Barron, David J. “David J. Barron.” Amazon. Www.amazon.com, n.d. Web.

Makeup and Smiles


Photo from: http://ppcorn.com/us/2015/12/11/marilyn-monroe-15-things-2/

“A smile is the best makeup a girl can wear.” Marilyn Monroe said that. I used to agree whole-heartedly and I smiled all the time, sans lipstick. As a young girl (and certified tomboy) I never really had an interest in makeup. I would rather use my first morning hours running barefoot after my brothers and chasing them up trees than primping before our bathroom mirror. I had four brothers and not the tidiest of dads-suffice it to say our bathrooms stunk anyways.

As an adult, I never had time for primping either, even with clean bathrooms, choosing to focus on the beauty in others and on my scholarly pursuits, of course. One such pursuit, writing, led me to a point where I came to realize that I needed makeup. I’d been invited to introduce my poem, “To the Audist,” at the unveiling ceremony of the 2016 edition of Pima Community College’s award winning magazine, SandScript. I was told to “dress up.” I had no clue what that meant. I researched images of “dresses at a book unveiling” and proceeded to be blinded by the absolute sparkle and glamour. Photo after photo of floor length gowns and high heels astounded me. So, off I went to Grandma to beg for help.

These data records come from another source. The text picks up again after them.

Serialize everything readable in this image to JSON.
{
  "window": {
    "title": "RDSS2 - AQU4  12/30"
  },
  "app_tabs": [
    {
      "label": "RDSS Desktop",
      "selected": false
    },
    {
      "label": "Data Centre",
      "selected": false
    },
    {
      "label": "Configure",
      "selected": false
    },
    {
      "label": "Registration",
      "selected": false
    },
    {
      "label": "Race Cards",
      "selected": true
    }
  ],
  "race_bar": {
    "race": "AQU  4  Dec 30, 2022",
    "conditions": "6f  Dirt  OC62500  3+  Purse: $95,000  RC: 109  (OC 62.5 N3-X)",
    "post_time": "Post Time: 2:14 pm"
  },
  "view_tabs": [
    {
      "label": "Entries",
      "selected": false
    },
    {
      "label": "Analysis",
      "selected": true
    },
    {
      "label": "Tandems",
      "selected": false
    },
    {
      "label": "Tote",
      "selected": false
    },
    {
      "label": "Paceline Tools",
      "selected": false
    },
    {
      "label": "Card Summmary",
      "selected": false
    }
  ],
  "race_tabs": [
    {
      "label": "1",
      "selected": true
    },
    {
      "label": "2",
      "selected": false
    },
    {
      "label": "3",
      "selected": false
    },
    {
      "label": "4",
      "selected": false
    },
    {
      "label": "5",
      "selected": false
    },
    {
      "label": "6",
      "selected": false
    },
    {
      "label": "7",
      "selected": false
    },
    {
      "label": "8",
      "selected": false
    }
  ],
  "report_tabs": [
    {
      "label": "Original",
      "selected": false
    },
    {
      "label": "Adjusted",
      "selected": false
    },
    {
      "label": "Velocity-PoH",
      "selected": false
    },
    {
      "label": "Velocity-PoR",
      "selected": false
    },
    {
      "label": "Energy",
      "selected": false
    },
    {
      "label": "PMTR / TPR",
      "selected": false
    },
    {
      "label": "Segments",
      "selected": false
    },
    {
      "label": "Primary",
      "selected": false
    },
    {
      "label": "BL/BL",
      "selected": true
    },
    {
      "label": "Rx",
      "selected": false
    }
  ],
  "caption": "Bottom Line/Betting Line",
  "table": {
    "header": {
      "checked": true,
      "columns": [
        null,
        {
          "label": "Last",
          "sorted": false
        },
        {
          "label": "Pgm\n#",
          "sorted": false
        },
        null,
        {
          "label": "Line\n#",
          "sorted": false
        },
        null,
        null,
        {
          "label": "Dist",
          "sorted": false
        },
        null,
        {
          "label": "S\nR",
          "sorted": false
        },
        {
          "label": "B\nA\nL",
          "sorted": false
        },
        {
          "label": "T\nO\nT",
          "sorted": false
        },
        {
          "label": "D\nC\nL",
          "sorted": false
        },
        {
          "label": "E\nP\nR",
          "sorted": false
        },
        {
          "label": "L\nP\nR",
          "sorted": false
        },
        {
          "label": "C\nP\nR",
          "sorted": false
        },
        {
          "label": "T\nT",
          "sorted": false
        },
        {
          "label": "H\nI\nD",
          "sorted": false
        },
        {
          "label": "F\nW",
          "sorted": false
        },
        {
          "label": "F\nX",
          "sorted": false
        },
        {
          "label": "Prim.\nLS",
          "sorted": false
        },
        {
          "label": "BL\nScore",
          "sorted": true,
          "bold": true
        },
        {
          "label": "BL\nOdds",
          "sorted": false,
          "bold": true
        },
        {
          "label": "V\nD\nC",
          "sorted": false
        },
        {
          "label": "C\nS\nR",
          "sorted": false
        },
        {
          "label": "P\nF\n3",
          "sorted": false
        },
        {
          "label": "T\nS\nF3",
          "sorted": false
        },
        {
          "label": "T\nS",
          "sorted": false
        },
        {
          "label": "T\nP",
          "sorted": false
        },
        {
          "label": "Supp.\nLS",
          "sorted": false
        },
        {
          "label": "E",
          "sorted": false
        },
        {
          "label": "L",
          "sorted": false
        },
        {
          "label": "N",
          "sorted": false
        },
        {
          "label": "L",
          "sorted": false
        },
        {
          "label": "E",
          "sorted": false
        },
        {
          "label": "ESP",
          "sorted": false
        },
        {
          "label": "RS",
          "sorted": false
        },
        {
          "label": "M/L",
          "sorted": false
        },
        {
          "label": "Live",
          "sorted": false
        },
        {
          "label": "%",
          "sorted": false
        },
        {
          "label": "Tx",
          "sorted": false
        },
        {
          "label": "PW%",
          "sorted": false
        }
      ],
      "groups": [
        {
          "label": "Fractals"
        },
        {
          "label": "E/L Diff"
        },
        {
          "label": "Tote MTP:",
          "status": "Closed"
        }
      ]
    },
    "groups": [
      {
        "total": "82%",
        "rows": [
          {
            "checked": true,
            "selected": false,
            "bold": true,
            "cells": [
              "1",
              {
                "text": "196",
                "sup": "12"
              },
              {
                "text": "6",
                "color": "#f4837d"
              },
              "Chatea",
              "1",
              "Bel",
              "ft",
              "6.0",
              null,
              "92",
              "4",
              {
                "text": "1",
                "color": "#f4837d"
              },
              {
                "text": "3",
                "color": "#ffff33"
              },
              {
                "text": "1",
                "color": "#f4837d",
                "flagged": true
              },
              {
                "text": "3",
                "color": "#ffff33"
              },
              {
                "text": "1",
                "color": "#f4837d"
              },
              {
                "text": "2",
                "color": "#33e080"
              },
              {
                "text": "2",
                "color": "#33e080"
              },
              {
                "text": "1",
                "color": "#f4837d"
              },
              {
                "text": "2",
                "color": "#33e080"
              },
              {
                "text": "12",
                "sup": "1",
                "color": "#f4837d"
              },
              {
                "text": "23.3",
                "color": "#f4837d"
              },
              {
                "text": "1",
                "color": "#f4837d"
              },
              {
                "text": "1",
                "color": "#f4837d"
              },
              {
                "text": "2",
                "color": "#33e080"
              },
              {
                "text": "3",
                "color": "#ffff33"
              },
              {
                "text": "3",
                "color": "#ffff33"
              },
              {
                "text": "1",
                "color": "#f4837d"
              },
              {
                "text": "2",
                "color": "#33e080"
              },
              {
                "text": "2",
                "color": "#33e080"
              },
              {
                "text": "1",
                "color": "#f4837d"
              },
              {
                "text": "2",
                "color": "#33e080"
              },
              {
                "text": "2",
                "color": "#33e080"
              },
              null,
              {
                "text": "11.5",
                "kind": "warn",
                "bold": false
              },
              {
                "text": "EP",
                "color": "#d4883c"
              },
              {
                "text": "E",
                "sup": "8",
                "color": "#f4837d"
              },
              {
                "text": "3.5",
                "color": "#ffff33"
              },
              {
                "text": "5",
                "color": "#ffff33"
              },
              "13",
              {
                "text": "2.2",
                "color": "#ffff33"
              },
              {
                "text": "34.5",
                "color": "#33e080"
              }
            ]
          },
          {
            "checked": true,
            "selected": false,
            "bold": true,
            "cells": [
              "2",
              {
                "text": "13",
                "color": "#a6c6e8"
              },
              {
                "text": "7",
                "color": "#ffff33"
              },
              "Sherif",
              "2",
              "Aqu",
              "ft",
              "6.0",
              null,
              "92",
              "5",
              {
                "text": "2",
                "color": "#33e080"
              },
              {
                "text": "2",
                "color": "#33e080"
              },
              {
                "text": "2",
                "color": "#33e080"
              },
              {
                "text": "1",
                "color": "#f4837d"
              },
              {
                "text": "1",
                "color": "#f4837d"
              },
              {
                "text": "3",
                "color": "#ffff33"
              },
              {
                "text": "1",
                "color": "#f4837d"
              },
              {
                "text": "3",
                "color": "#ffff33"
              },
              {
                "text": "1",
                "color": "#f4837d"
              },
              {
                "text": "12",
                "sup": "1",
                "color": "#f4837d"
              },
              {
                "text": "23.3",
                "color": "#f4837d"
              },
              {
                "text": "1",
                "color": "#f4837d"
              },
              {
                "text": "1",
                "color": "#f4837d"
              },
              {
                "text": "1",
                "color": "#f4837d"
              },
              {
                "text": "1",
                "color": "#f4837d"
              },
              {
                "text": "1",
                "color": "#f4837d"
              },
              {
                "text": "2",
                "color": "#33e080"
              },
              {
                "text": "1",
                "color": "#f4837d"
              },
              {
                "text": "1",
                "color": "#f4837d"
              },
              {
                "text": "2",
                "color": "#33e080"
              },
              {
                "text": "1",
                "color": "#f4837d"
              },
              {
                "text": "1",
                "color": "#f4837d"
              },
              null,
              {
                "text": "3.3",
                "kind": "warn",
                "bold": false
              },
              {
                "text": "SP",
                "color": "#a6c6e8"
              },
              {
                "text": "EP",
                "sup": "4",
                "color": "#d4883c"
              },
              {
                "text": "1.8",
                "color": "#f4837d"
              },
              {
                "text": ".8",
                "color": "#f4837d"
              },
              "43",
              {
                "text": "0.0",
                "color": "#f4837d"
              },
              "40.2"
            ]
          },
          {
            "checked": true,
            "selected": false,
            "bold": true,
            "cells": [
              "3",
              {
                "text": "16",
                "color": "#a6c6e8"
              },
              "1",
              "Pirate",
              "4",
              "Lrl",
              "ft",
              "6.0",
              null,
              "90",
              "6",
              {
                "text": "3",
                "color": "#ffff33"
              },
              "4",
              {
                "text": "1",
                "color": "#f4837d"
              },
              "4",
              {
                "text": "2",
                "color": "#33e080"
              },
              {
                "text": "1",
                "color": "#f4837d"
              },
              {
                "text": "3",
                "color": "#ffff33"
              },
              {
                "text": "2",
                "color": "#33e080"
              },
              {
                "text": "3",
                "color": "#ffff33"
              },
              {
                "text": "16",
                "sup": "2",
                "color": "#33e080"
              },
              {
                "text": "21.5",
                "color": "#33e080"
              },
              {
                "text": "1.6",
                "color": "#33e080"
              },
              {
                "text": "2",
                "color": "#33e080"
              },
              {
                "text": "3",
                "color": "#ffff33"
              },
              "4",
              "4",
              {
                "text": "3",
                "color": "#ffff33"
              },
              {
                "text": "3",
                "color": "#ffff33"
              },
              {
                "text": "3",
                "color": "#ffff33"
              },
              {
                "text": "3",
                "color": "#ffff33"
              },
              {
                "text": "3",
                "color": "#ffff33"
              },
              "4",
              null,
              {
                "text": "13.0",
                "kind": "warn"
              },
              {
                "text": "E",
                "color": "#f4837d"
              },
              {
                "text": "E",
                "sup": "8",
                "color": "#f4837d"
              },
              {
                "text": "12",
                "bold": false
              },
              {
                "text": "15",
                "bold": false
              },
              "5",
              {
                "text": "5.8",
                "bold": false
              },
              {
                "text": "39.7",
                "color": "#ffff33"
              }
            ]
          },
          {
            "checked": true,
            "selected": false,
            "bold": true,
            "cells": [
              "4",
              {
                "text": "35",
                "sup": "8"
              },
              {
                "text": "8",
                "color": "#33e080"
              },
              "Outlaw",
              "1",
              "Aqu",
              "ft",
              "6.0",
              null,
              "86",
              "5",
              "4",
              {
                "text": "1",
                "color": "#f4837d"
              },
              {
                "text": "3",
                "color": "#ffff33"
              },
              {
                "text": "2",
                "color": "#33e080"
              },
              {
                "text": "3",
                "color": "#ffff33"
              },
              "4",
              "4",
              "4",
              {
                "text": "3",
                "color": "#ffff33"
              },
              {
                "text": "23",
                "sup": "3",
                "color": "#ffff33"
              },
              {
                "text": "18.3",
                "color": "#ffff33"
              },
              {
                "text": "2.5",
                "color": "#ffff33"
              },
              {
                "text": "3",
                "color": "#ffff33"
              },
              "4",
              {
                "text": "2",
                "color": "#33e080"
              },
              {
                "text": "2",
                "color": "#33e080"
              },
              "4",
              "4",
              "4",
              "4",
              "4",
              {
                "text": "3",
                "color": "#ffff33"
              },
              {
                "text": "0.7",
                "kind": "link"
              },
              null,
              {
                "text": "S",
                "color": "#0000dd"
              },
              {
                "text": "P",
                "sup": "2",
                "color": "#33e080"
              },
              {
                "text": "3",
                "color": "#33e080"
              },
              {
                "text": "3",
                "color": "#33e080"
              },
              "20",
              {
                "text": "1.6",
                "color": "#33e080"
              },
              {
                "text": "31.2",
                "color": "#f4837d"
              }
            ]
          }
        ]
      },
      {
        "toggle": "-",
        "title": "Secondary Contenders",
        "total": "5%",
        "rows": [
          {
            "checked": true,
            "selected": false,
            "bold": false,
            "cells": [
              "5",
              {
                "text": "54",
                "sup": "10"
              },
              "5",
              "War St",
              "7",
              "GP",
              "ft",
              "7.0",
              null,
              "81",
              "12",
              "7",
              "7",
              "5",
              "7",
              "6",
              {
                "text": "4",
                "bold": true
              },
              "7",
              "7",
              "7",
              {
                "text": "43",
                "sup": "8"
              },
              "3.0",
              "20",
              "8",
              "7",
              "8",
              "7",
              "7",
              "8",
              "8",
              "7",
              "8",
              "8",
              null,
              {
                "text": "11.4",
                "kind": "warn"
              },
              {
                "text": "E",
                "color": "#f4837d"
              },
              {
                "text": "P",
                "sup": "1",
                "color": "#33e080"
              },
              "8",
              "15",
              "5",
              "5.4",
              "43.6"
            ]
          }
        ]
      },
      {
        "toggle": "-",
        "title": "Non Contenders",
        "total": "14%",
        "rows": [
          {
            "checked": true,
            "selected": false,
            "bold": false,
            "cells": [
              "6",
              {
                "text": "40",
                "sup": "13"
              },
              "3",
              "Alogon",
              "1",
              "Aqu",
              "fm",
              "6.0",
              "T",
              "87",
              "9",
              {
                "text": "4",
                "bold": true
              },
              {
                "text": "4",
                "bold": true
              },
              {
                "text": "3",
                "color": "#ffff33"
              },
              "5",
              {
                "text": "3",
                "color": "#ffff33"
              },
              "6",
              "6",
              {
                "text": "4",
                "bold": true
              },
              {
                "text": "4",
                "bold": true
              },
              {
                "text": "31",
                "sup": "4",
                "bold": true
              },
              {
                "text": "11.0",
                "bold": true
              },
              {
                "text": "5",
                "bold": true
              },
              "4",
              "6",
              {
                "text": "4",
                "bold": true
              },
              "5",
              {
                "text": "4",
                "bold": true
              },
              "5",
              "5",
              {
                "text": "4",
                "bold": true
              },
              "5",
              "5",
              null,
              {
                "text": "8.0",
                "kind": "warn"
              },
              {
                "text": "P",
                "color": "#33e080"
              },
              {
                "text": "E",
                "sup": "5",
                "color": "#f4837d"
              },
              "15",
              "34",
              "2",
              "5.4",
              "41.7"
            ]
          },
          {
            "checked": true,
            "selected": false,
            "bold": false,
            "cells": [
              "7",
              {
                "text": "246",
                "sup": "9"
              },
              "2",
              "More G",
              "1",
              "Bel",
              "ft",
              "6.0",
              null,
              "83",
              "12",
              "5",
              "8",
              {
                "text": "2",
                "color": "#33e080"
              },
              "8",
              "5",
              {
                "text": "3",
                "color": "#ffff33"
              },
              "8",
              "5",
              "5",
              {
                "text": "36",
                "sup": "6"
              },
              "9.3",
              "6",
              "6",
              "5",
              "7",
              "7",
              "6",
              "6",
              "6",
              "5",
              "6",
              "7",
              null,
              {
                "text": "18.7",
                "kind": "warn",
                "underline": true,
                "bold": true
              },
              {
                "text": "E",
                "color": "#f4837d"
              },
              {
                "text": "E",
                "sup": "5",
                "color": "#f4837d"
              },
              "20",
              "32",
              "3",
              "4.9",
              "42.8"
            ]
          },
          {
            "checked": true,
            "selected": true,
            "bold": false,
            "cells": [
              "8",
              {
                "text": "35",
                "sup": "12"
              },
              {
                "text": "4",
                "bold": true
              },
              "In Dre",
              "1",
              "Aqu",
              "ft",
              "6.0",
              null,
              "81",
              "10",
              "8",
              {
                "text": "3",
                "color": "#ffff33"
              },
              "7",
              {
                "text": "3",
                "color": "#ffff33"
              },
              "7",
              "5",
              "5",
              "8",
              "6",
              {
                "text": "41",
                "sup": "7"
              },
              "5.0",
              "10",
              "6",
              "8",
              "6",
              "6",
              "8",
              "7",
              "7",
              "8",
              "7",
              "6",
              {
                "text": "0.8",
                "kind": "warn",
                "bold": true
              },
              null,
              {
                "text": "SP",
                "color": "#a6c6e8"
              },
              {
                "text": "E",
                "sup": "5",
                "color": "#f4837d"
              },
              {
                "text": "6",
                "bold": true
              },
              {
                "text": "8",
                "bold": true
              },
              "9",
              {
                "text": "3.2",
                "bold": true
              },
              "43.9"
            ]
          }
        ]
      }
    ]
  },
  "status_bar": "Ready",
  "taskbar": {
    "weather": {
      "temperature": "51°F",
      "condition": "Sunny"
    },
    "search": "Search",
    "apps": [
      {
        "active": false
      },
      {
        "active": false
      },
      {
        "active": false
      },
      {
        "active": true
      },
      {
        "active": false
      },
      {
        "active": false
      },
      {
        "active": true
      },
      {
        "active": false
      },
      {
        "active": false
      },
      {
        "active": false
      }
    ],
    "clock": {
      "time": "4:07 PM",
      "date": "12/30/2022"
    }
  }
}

Grams and I hit up the thrift shops and at the second store, she proclaimed we had found the perfect dress. It WAS floor length… and it was plum. Plum. But okay. Once home, I immediately tried it on. With my hair pulled back starkly from my face into a low pony-tail and my bare feet drowning in the silky material of the gown, I stood in my (not stinky) bathroom, looking at myself in the mirror. I looked like a little girl playing dress up. The plum color made my skin seem pasty and my summer freckles stood out even worse than usual. I’m normally kind of shy and how the dress made me feel made it worse. I didn’t feel anything like those glamorous ladies in the pictures looked. I felt like I looked; that little girl playing dress up in her mother’s evening gown. I smiled at the thought and just knew I needed more help, so I appealed to the Facebook gods.

Luckily, a Facebook group was forgiving of my bumbling questions and a gorgeous lady in that group proved to be the answer to my problems. Deja, of Makeup By Deja Victoria, invited me to her studio in an absolutely stunning area of northern Tucson, and proceeded to spend a couple of hours completing the hair and makeup for my special night. She was friendly and professional, she explained everything she was doing. I received a lesson from waxing, shaping eyebrows, and in the application of everything from foundation to mascara. She curled my hair and put it up in this really complex half French twist with a pouf up top.

At the end of the appointment, I don’t think Ms. Monroe, herself, could have felt lovelier. I know that on any normal day, my smile really IS the best makeup I could wear. It doesn’t fade. It doesn’t wear out unless I let it. But you know what? I’ve always felt like I’m just me. I’m no gorgeous Marilyn Monroe with that thousand watt smile. That night needed to be special and it was. Tyra Banks said: “I love the confidence makeup gives me,” and it’s true. Deja Victoria’s work gave me the confidence to stand in the spotlights and under scrutiny to speak about a topic from my heart, without having to worry about how I looked. Under the spotlights, I smiled and I felt like if I wanted to be, with that makeup on, I could be a Marilyn Monroe too.